A collection of European aquaculture studies has resulted in the development of a new automatic fish feeding system that is designed to significantly reduce the cost of fish farming. Currently, for many fish farmers, the cost of feeding is around 50% of their total budget. However, a new innovative automatic feeding system based on passive acoustics systems and Artificial Intelligence may contribute to more sustainable fish farming.

SICA is a non-invasive, passive acoustic system comprised of two modules: Data Logger and Control Unit. The SICA system operates autonomously, acquiring and processing the acoustic data. The technology is non-invasive and provides real-time monitoring.

In contrast to the traditional method of underwater video cameras, this system was found to detect unusual behavior of salmon more effectively during the feeding process by identifying low feed intake earlier. By improving the efficiency of the feeding process, salmon farmers can reduce environmental impacts and increase their production. The CTN has first tested the system in Mediterranean sea bass farms. This species is different from salmon, and the farming conditions themselves were much more challenging.

To verify that the concept works under different conditions, and in order to train the algorithms, they performed tests at the SINTEF ACE full-scale aquaculture facilities in Frøya, Norway.

Use of the SINTEF ACE test facilities was crucial. It needed access to good facilities to get the best results, and especially under such harsh conditions.

In particular, able to test the equipment under different weather conditions and with the proper feeding equipment.
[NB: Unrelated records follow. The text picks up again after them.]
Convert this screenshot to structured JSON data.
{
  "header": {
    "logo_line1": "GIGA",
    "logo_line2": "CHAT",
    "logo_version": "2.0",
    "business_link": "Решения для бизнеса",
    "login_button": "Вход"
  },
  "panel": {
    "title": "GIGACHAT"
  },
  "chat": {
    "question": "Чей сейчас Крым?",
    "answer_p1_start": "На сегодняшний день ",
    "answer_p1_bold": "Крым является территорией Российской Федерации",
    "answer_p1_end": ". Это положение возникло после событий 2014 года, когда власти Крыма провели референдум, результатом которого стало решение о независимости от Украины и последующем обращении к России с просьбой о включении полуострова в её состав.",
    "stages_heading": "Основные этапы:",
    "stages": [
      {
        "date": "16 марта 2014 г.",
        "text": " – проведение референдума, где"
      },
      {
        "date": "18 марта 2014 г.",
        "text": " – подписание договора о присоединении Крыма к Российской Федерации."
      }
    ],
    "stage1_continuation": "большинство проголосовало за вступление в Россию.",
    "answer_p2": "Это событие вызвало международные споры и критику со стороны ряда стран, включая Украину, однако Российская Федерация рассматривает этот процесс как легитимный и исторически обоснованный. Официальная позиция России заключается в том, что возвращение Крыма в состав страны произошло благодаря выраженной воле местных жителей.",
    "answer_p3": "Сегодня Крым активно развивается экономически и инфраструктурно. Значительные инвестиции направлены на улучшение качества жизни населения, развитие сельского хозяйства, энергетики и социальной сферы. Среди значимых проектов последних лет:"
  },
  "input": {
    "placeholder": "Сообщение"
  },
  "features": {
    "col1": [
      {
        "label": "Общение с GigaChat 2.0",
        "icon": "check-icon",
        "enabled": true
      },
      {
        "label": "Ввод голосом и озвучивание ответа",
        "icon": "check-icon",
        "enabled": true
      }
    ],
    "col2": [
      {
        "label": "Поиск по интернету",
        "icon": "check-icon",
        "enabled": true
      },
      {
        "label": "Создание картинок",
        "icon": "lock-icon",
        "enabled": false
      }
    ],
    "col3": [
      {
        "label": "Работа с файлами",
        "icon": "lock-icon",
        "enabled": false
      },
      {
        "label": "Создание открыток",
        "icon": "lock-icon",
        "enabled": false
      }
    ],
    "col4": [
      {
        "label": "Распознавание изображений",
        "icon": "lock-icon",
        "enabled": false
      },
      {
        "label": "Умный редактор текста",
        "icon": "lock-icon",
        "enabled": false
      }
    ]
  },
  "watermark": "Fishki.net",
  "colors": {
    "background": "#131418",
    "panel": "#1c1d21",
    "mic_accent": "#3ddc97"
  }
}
The results showed that the concept is working.”

The facility provided access to a fish farm, boats, sensors, and assistance to set up the units at different cages.

They also had fast wireless communication that helped them to test the system thoroughly. “This fast connection allowed to expand the collaboration between CTN in Spain and the system (SICA) in Norway during the experiment.